Leaders of Australia’s major universities have agreed on new salary standards. 

The new Australian Universities Vice-Chancellor and Senior Staff Remuneration Code calls for transparency and benchmark remuneration against other public sector leaders.

The code was approved at a recent University Chancellors Council (UCC) meeting, at which all 39 chancellors signed on.

The code will see the UCC report annually on universities’ adoption of the new terms, including their disclosure of incentives and bonuses offered to university leaders.

The code applies to chancellors, senior university staff such as deputy vice-chancellors, college and faculty heads and even those in senior non-academic roles such as chief operating officers and chief financial officers.

The UCC has agreed to commission annual reports that benchmark university executive salaries against other public sector organisations.

The new standards have been seen as an attempt by the university sector to respond to public and media hounding of its highly-paid chancellors. 

When the process began in 2018, there were many reports of salaries over $1 million being paid to vice-chancellors.

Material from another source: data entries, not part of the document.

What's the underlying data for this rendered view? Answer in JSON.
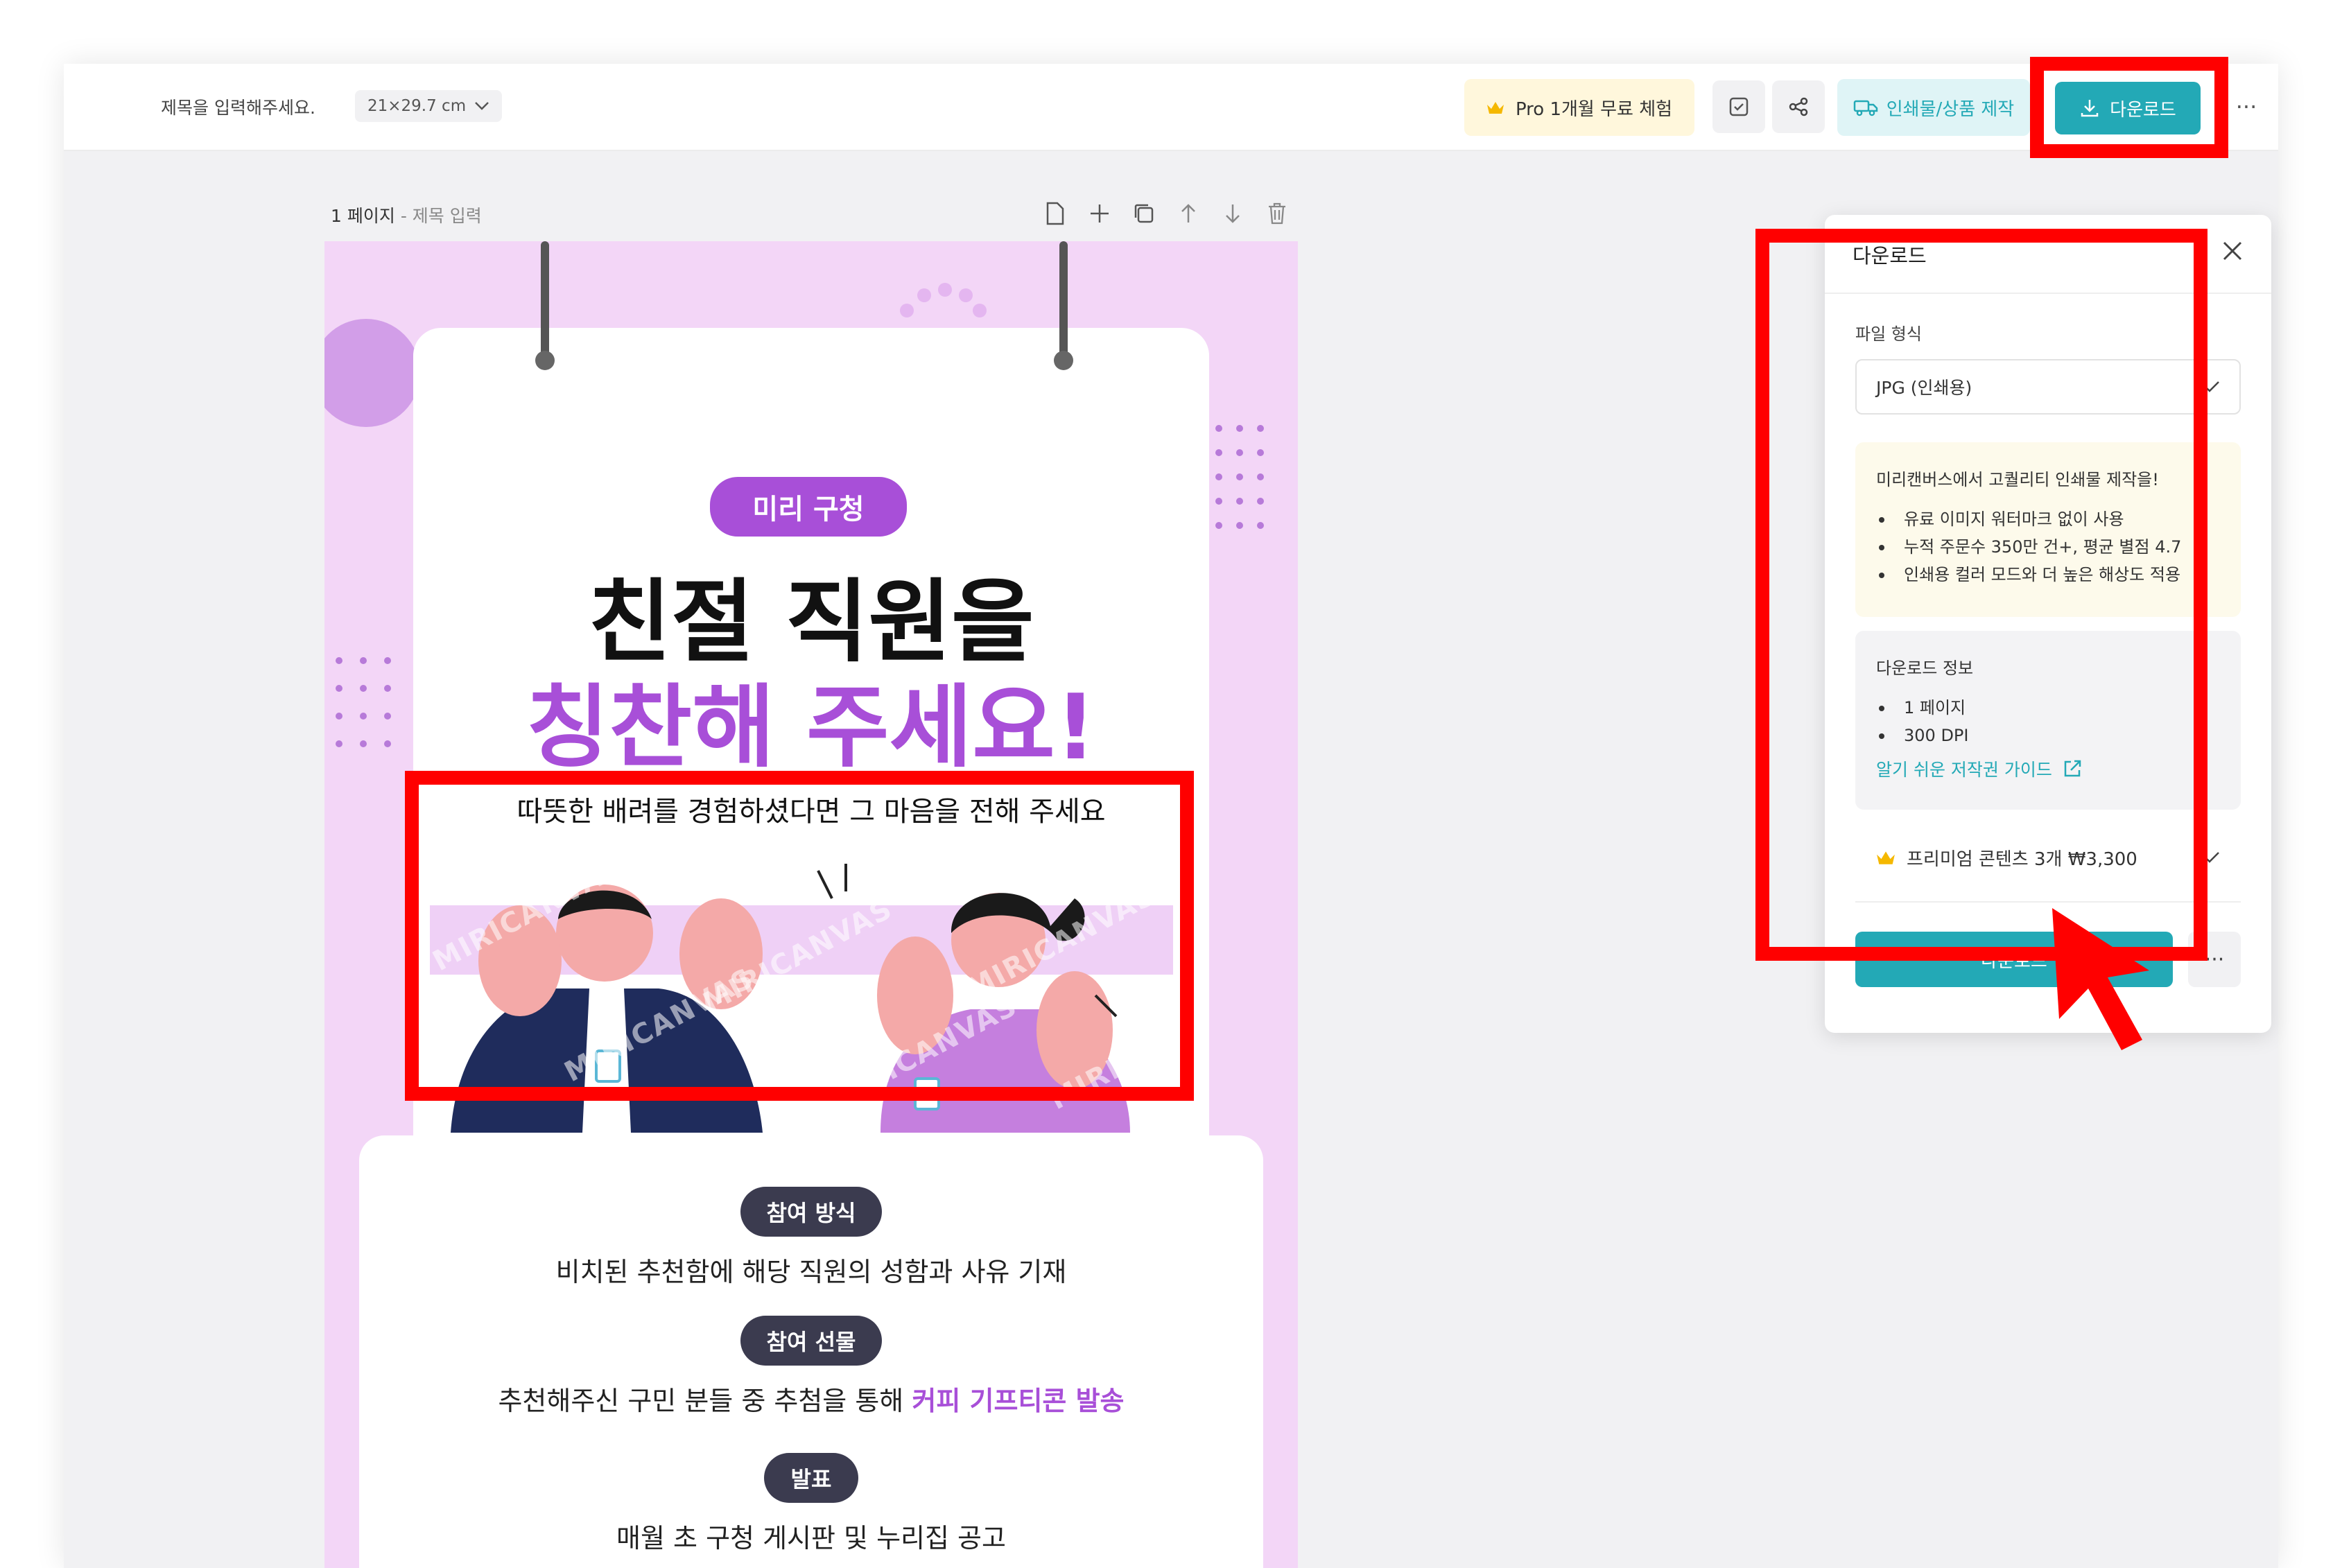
{
  "header": {
    "doc_title_placeholder": "제목을 입력해주세요.",
    "paper_size": "21×29.7 cm",
    "pro_trial_label": "Pro 1개월 무료 체험",
    "print_label": "인쇄물/상품 제작",
    "download_label": "다운로드"
  },
  "page_bar": {
    "page_number": "1 페이지",
    "title_hint": "- 제목 입력"
  },
  "poster": {
    "badge": "미리 구청",
    "headline_line1": "친절 직원을",
    "headline_line2": "칭찬해 주세요!",
    "subhead": "따뜻한 배려를 경험하셨다면 그 마음을 전해 주세요",
    "watermark": "MIRICANVAS",
    "section1_pill": "참여 방식",
    "section1_text": "비치된 추천함에 해당 직원의 성함과 사유 기재",
    "section2_pill": "참여 선물",
    "section2_text": "추천해주신 구민 분들 중 추첨을 통해",
    "section2_highlight": "커피 기프티콘 발송",
    "section3_pill": "발표",
    "section3_text": "매월 초 구청 게시판 및 누리집 공고",
    "colors": {
      "purple": "#a84fd8",
      "pink_bg": "#f3d6f7",
      "dark_pill": "#3b3b4f"
    }
  },
  "download_panel": {
    "title": "다운로드",
    "file_format_label": "파일 형식",
    "file_format_value": "JPG (인쇄용)",
    "promo_title": "미리캔버스에서 고퀄리티 인쇄물 제작을!",
    "promo_items": [
      "유료 이미지 워터마크 없이 사용",
      "누적 주문수 350만 건+, 평균 별점 4.7",
      "인쇄용 컬러 모드와 더 높은 해상도 적용"
    ],
    "info_title": "다운로드 정보",
    "info_items": [
      "1 페이지",
      "300 DPI"
    ],
    "guide_link": "알기 쉬운 저작권 가이드",
    "premium_text": "프리미엄 콘텐츠 3개 ₩3,300",
    "download_button": "다운로드",
    "more_button": "···"
  },
  "accent_color": "#23a9b6",
  "annotation_color": "#ff0000"
}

The median salaries of university vice-chancellors had declined in the 18 months since the COVID-19 pandemic began, and are now less than $1 million.